Aug. 4 2010 12:00 AM

Capitol TheaterWorks revives radio drama in 'Variety Show'

    One of the greatest strengths of Capital
    TheaterWorks is that its summer season is
    housed in the Ledges Playhouse. Those who
    know its history of ghosts and raccoons may
    disagree, but the fantastically creaky venue
    is perfect for some of TheaterWorks’ recent
    shows, including its current
    “1940’s Radio Variety Show.”

    Local theater groups have
    produced a couple of slick plays set during
    the golden era of radio drama, namely
    Lansing Community College’s
    “Adam’s Rib” and Williamston
    Theatre’s “It Came From
    Mars.” Audience members
    who saw either of those shows
    will be primed for the sets,
    costumes and snappy dialogue
    of “Variety Show.”

    Like those shows, a great
    deal of story develops around
    the personal dynamics of the
    performers. Stock characters
    include the mature diva (Tanya Burnham),
    an inexperienced ingénue (Katie Denyes),
    the gawky sound effects guy who carries a
    torch for the ingénue (Michael J. Mahoney),
    the charismatic leading man who has dallied
    with female peers (Shane Hagedorn),
    and the harried director (Bill Henson) who
    must ensure the show goes on.

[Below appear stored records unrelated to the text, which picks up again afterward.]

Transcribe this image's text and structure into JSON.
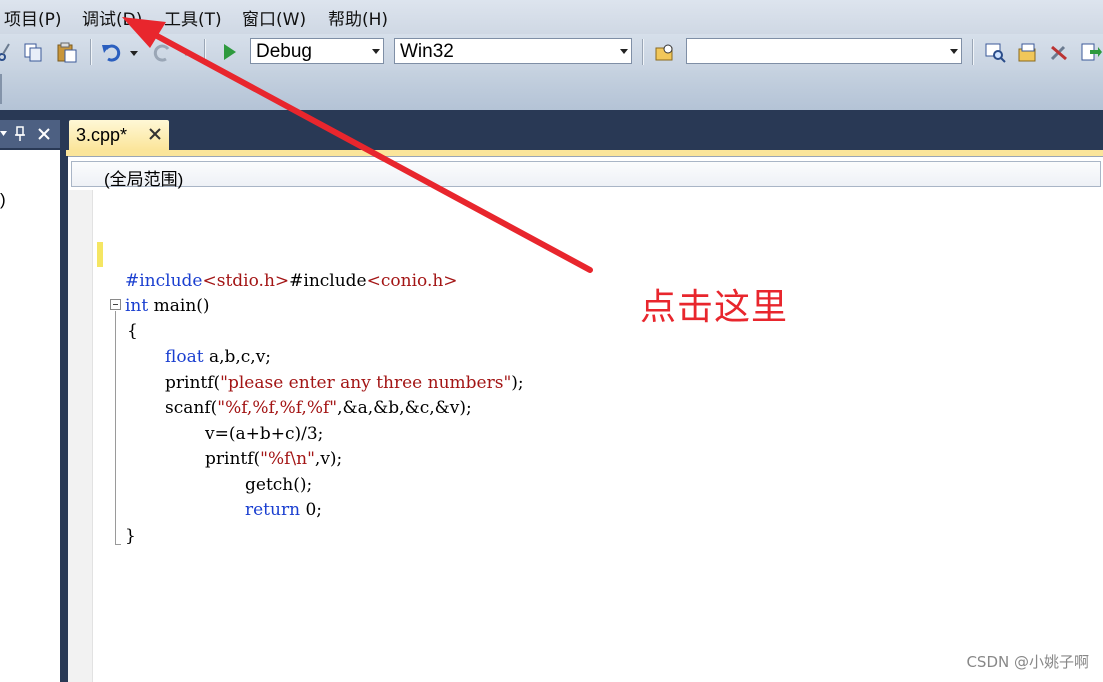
{
  "menu": {
    "items": [
      {
        "label": "项目(P)"
      },
      {
        "label": "调试(D)"
      },
      {
        "label": "工具(T)"
      },
      {
        "label": "窗口(W)"
      },
      {
        "label": "帮助(H)"
      }
    ]
  },
  "toolbar": {
    "config_combo": "Debug",
    "platform_combo": "Win32",
    "find_combo": "",
    "icons": [
      "cut-icon",
      "copy-icon",
      "paste-icon",
      "undo-icon",
      "redo-icon",
      "start-debug-icon",
      "find-in-files-icon",
      "find-icon",
      "solution-explorer-icon",
      "properties-icon",
      "toolbox-icon",
      "output-icon"
    ]
  },
  "left_panel": {
    "pin_glyph": "⊥",
    "close_glyph": "✕",
    "body_fragment": ")"
  },
  "editor": {
    "tab_label": "3.cpp*",
    "tab_close_glyph": "✕",
    "scope": "(全局范围)",
    "code": {
      "line1_a": "#include",
      "line1_b": "<stdio.h>",
      "line1_c": "#include",
      "line1_d": "<conio.h>",
      "line2_kw": "int",
      "line2_rest": " main()",
      "line3": "{",
      "line4_kw": "float",
      "line4_rest": " a,b,c,v;",
      "line5_a": "printf(",
      "line5_str": "\"please enter any three numbers\"",
      "line5_b": ");",
      "line6_a": "scanf(",
      "line6_str": "\"%f,%f,%f,%f\"",
      "line6_b": ",&a,&b,&c,&v);",
      "line7": "v=(a+b+c)/3;",
      "line8_a": "printf(",
      "line8_str": "\"%f\\n\"",
      "line8_b": ",v);",
      "line9": "getch();",
      "line10_kw": "return",
      "line10_rest": " 0;",
      "line11": "}"
    }
  },
  "annotation": {
    "text": "点击这里",
    "color": "#e8262d"
  },
  "watermark": "CSDN @小姚子啊"
}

    What sets “Variety Show” apart is that it
    utilizes actual radio drama scripts of the era.
    The behind-the-scenes plot is formulaic and
    predictable, but it’s a serviceable framework
    to hold the show together.

    The play will appeal most to an older
    audience that remembers and appreciates
    the power of radio drama. Act One features
    “My Friend Irma,” a successful radio
    series starring Marie Wilson that made the
    jump to television. The script is ho-hum,
    but Irma, as played by the character Betsy
    Bardel (who, in turn, is played by Angela
    Dill) is deliriously ditzy.

    “The Bickersons," which starred Don
    Ameche and Frances Langford, follows, and
    it gives Marni Darr Holmes and Henson a
    chance to shine as the couple that set the
    stage for “The Lockhorns.” In the age-old
    Venus and Mars conflict, it’s difficult to
    choose which partner is the more put-upon,
    as their 4 a.m. argument spirals into ridiculousness.

    Those too young to remember radio drama
    will realize its ability to create tension
    in Dill’s no-holds-barred performance of
    “The Mother-in-Law.” The piece, part of the
    “Lights Out” series overseen by Arch Oboler,
    is standard horror fare about a
    young wife driven to kill her
    mother-in-law. There is a terrific
    balance of horror and
    humor between Dill’s shrieking
    and Mahoney’s sniveling as
    the emasculated mama’s boy.
    The final piece, “Dick Kent,
    Private Eye,” allows Hagedorn
    to show off more than just his
    handsome face. As the behind-the-
    scenes plot thread closes
    like a noose around his throat, Hagedorn’s
    Skip Montgomery tries to stay on script as
    a stoic private dick while his co-stars sabotage
    his performance. Hagedorn plays the
    role well, balancing irritation with professionalism.

    “Variety Show,” while slow at times, is
    a pleasant immersion in the era when live
    radio drama was high entertainment. Don’t
    believe it? Try sitting through “The Motherin-
    Law” with your eyes closed. If Holmes’
    gravelly voice doesn’t set your spine a-tingling,
    perhaps one of the Ledges Playhouse
    ghosts will.

    ’1940s’ Radio Variety Show’

    Capitol TheaterWorks
    8 p.m. Friday, Aug. 6 and
    Saturday, Aug. 7; 2 p.m.
    Sunday, Aug. 8
    The Ledges Playhouse
    133 Fitzgerald Park Drive
    Grand Ledge